New museum on the Red Square
1. Public buildings
2. Public interiors
А joint project of Meganom and NOWADAYS office
The new museum — part of the UNESCO protected ensemble of Moscow Kremlin Museums — brings the Armory collection outside the Kremlin walls, making it publicly accessible and open to the city.
The new museum consists of two parts — historical and modern. The former is located in the reconstructed historical building of the Middle Trading Rows between Red Square and Ilyinka, while the latter occupies a new modern building, erected within the historical one. The new building is completely hidden behind the 19th century facade and does not interfere with the historical composition of Red Square, which is a certified UNESCO World Heritage Site. The two buildings are interconnected by enclosed bridges, and the classical carved facade looks out to the vast windows of the modern building.
While 19th-century museums tended to resemble spatial catalogs or three-dimensional encyclopedias, the 20th and 21st brought the logic of narrative to the museum exposition. Therefore, to proceed with the project, it was first necessary to establish a strong image or series of images that would combine architecture, design and communication. In this case, it is the architectural form — the new building, enclosed within the perimeter of the historical — that carries a symbolic relevance for the museum’s image.
The layout, pertaining to the structure of an egg, relates to the folk sequence “hare — duck — egg — needle”, portraying the image of a chest with a treasure chest inside and even more precious contents. However, despite the fact that one part of the museum is physically placed within another, the basis of their relationship is complementarity, not hierarchy.
The tightly gridded rooms of the historic arcade contrast with the single exhibition space of the new building, which consists of successive spacious halls united by a high arch. This high-vaulted volume — the core and central space of the museum complex — is framed by the stone facade of the new building. Thanks to the principle around which the new facade is organized — the maximum window size, transparency and permeability — it itself becomes a kind of showcase in which the treasures of the new museum are displayed.

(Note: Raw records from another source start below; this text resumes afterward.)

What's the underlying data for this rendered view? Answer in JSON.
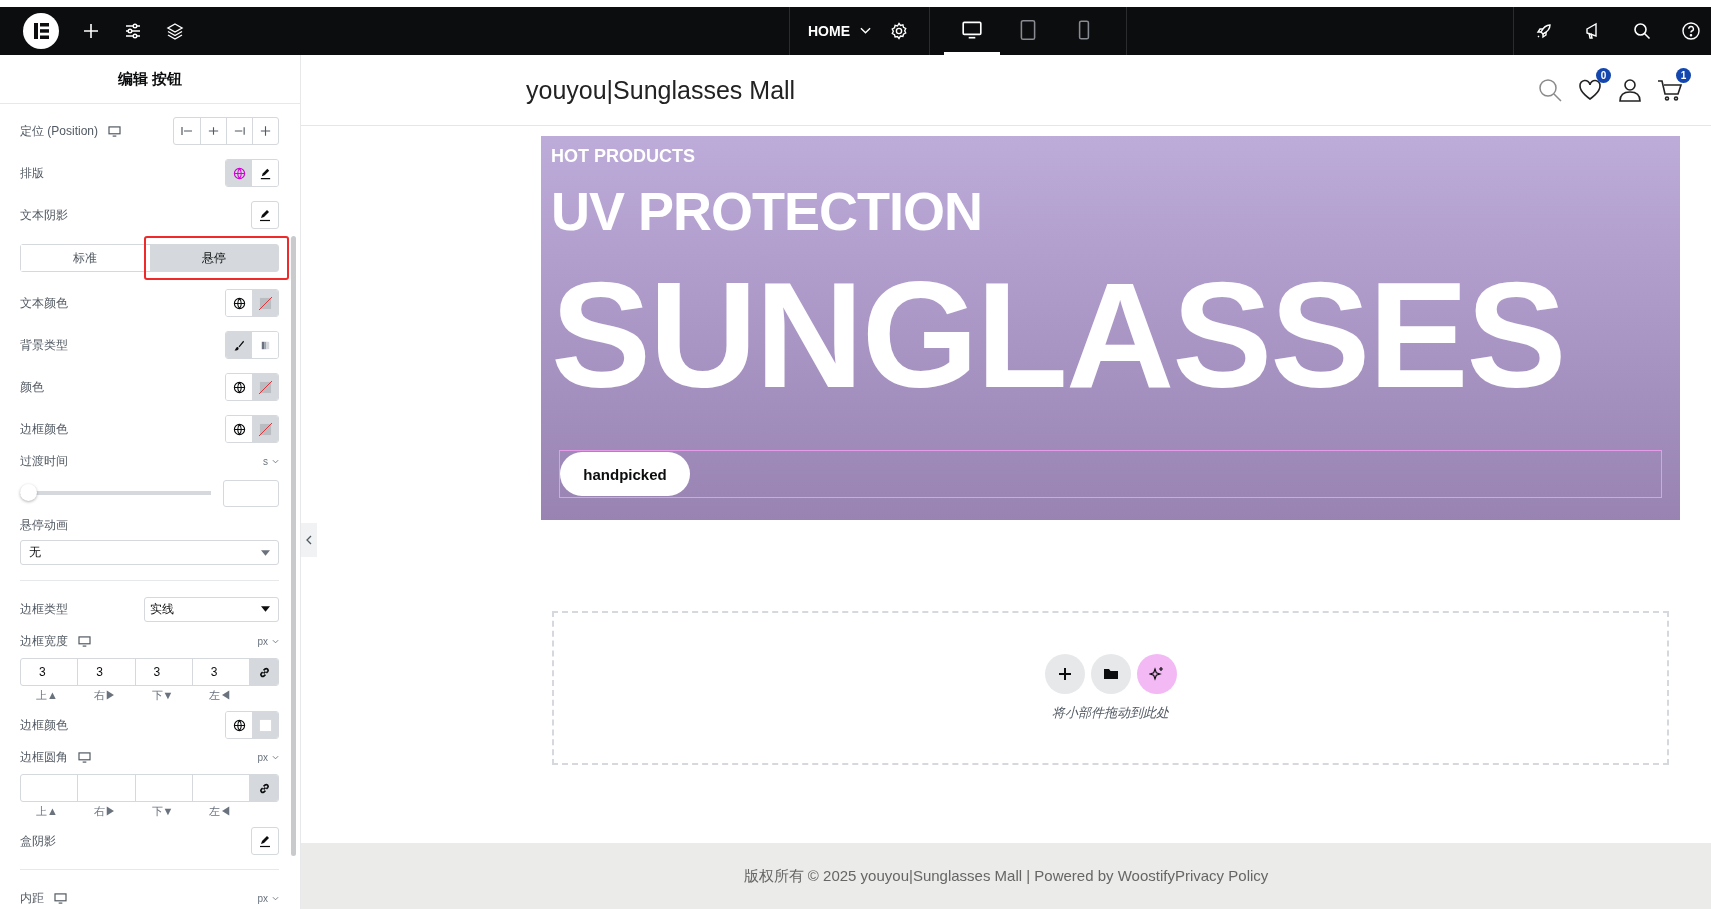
{
  "topbar": {
    "page_menu": "HOME",
    "devices": [
      {
        "kind": "desktop",
        "selected": true
      },
      {
        "kind": "tablet",
        "selected": false
      },
      {
        "kind": "mobile",
        "selected": false
      }
    ]
  },
  "panel": {
    "title": "编辑 按钮",
    "controls": [
      {
        "kind": "align",
        "label": "定位 (Position)",
        "responsive": true
      },
      {
        "kind": "globe-edit",
        "label": "排版",
        "global_active": true
      },
      {
        "kind": "edit",
        "label": "文本阴影"
      },
      {
        "kind": "tabs",
        "highlighted": true,
        "tabs": [
          {
            "label": "标准",
            "selected": false
          },
          {
            "label": "悬停",
            "selected": true
          }
        ]
      },
      {
        "kind": "color",
        "label": "文本颜色",
        "empty": true
      },
      {
        "kind": "bgtype",
        "label": "背景类型",
        "options": [
          {
            "kind": "classic",
            "selected": true
          },
          {
            "kind": "gradient",
            "selected": false
          }
        ]
      },
      {
        "kind": "color",
        "label": "颜色",
        "empty": true
      },
      {
        "kind": "color",
        "label": "边框颜色",
        "empty": true
      },
      {
        "kind": "slider",
        "label": "过渡时间",
        "unit": "s",
        "level": 0
      },
      {
        "kind": "select-stacked",
        "label": "悬停动画",
        "value": "无"
      },
      {
        "kind": "divider"
      },
      {
        "kind": "select",
        "label": "边框类型",
        "value": "实线"
      },
      {
        "kind": "dimensions",
        "label": "边框宽度",
        "responsive": true,
        "unit": "px",
        "values": [
          "3",
          "3",
          "3",
          "3"
        ],
        "sides": [
          "上▲",
          "右▶",
          "下▼",
          "左◀"
        ],
        "linked": true
      },
      {
        "kind": "color",
        "label": "边框颜色",
        "empty": false
      },
      {
        "kind": "dimensions",
        "label": "边框圆角",
        "responsive": true,
        "unit": "px",
        "sides": [
          "上▲",
          "右▶",
          "下▼",
          "左◀"
        ],
        "linked": true
      },
      {
        "kind": "edit",
        "label": "盒阴影"
      },
      {
        "kind": "divider"
      },
      {
        "kind": "unit",
        "label": "内距",
        "responsive": true,
        "unit": "px"
      }
    ]
  },
  "site_header": {
    "logo": "youyou|Sunglasses Mall",
    "wishlist_count": "0",
    "cart_count": "1"
  },
  "hero": {
    "eyebrow": "HOT PRODUCTS",
    "title": "UV PROTECTION",
    "headline": "SUNGLASSES",
    "button": "handpicked"
  },
  "dropzone": {
    "hint": "将小部件拖动到此处"
  },
  "footer": {
    "text": "版权所有 © 2025 youyou|Sunglasses Mall | Powered by WoostifyPrivacy Policy"
  }
}
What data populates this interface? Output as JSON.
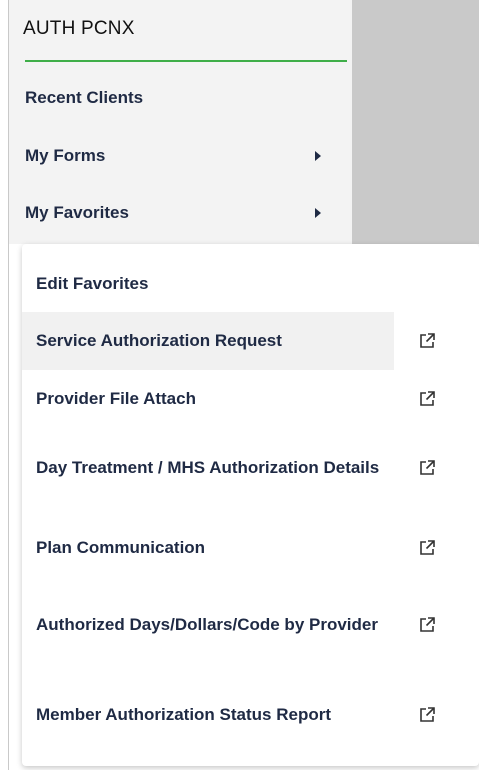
{
  "nav": {
    "title": "AUTH PCNX",
    "items": [
      {
        "label": "Recent Clients",
        "has_submenu": false
      },
      {
        "label": "My Forms",
        "has_submenu": true
      },
      {
        "label": "My Favorites",
        "has_submenu": true
      }
    ]
  },
  "favorites": {
    "edit_label": "Edit Favorites",
    "items": [
      {
        "label": "Service Authorization Request",
        "icon": "external-link-icon",
        "highlighted": true
      },
      {
        "label": "Provider File Attach",
        "icon": "external-link-icon",
        "highlighted": false
      },
      {
        "label": "Day Treatment / MHS Authorization Details",
        "icon": "external-link-icon",
        "highlighted": false
      },
      {
        "label": "Plan Communication",
        "icon": "external-link-icon",
        "highlighted": false
      },
      {
        "label": "Authorized Days/Dollars/Code by Provider",
        "icon": "external-link-icon",
        "highlighted": false
      },
      {
        "label": "Member Authorization Status Report",
        "icon": "external-link-icon",
        "highlighted": false
      }
    ]
  },
  "colors": {
    "accent_rule": "#3fae49",
    "text": "#1f2a44",
    "panel_bg": "#f3f3f3",
    "app_bg": "#c9c9c9"
  }
}
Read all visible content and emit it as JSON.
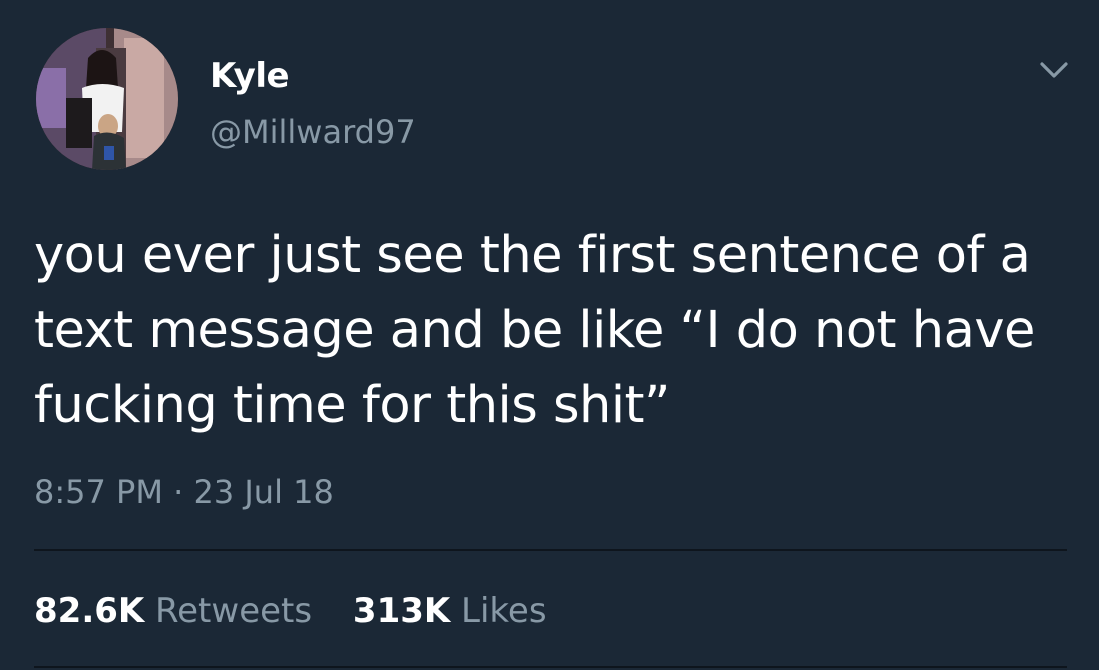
{
  "user": {
    "display_name": "Kyle",
    "handle": "@Millward97"
  },
  "tweet": {
    "text": "you ever just see the first sentence of a text message and be like “I do not have fucking time for this shit”",
    "timestamp": "8:57 PM · 23 Jul 18"
  },
  "stats": {
    "retweets_count": "82.6K",
    "retweets_label": "Retweets",
    "likes_count": "313K",
    "likes_label": "Likes"
  },
  "icons": {
    "menu": "chevron-down-icon"
  },
  "colors": {
    "background": "#1b2836",
    "primary_text": "#ffffff",
    "secondary_text": "#8899a6",
    "divider": "#0e151d"
  }
}
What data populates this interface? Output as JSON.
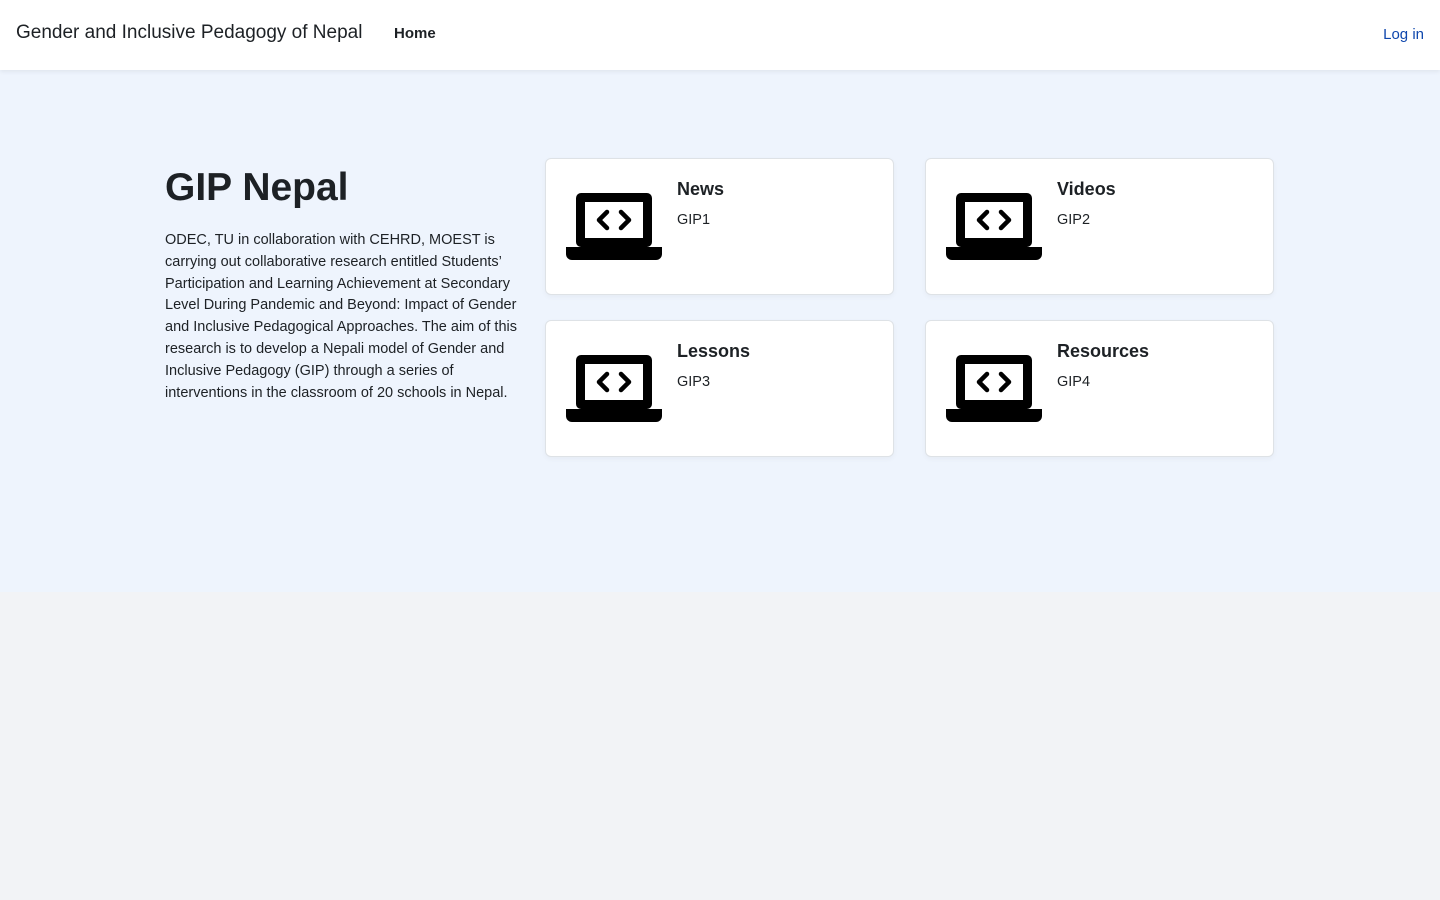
{
  "header": {
    "site_name": "Gender and Inclusive Pedagogy of Nepal",
    "nav_home": "Home",
    "login": "Log in"
  },
  "intro": {
    "heading": "GIP Nepal",
    "description": "ODEC, TU in collaboration with CEHRD, MOEST is carrying out collaborative research entitled Students’ Participation and Learning Achievement at Secondary Level During Pandemic and Beyond: Impact of Gender and Inclusive Pedagogical Approaches. The aim of this research is to develop a Nepali model of Gender and Inclusive Pedagogy (GIP) through a series of interventions in the classroom of 20 schools in Nepal."
  },
  "cards": [
    {
      "title": "News",
      "subtitle": "GIP1",
      "icon": "laptop-code-icon"
    },
    {
      "title": "Videos",
      "subtitle": "GIP2",
      "icon": "laptop-code-icon"
    },
    {
      "title": "Lessons",
      "subtitle": "GIP3",
      "icon": "laptop-code-icon"
    },
    {
      "title": "Resources",
      "subtitle": "GIP4",
      "icon": "laptop-code-icon"
    }
  ],
  "colors": {
    "hero_background": "#eef4fd",
    "page_background": "#f2f3f6",
    "link": "#0f47ad",
    "text": "#1d2125"
  }
}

All exhibition spaces are located on the same level, parts of which are interconnected by glass bridges, which are elevated to the second floor providing ground-floor space for public functions. The ring of the historical facade is permeable at ground level: the public space of Red Square flows through the arches into the courtyard, and further on to the basement of the new building, connecting the museum to the city.